Exercise instructions —
In the records below, find each line with the word "title" and copy it.
■ ■ ■ ■ ■ ■ ■
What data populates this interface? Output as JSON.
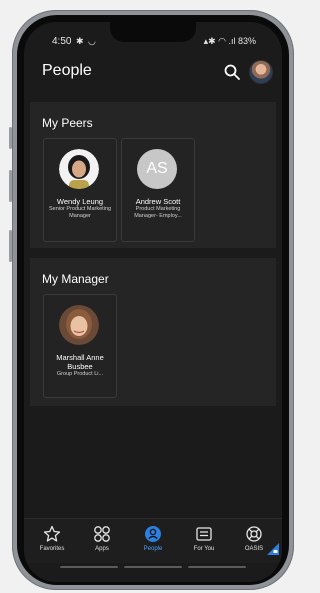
{
  "status": {
    "time": "4:50",
    "left_icons": "✱ ◡",
    "right_icons": "▴✱ ◠ .ıl 83%"
  },
  "header": {
    "title": "People"
  },
  "peers": {
    "title": "My Peers",
    "people": [
      {
        "name": "Wendy Leung",
        "role": "Senior Product Marketing Manager"
      },
      {
        "name": "Andrew Scott",
        "role": "Product Marketing Manager- Employ...",
        "initials": "AS"
      }
    ]
  },
  "manager": {
    "title": "My Manager",
    "people": [
      {
        "name": "Marshall Anne Busbee",
        "role": "Group Product Li..."
      }
    ]
  },
  "nav": {
    "items": [
      {
        "label": "Favorites",
        "icon": "star-icon"
      },
      {
        "label": "Apps",
        "icon": "apps-icon"
      },
      {
        "label": "People",
        "icon": "people-icon"
      },
      {
        "label": "For You",
        "icon": "for-you-icon"
      },
      {
        "label": "OASIS",
        "icon": "lifebuoy-icon"
      }
    ],
    "active": "People"
  },
  "colors": {
    "accent": "#4aa0ff",
    "background": "#1b1b1b",
    "section": "#252525"
  }
}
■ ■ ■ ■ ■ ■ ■
Task answer —
    "title": "People"
    "title": "My Peers",
    "title": "My Manager",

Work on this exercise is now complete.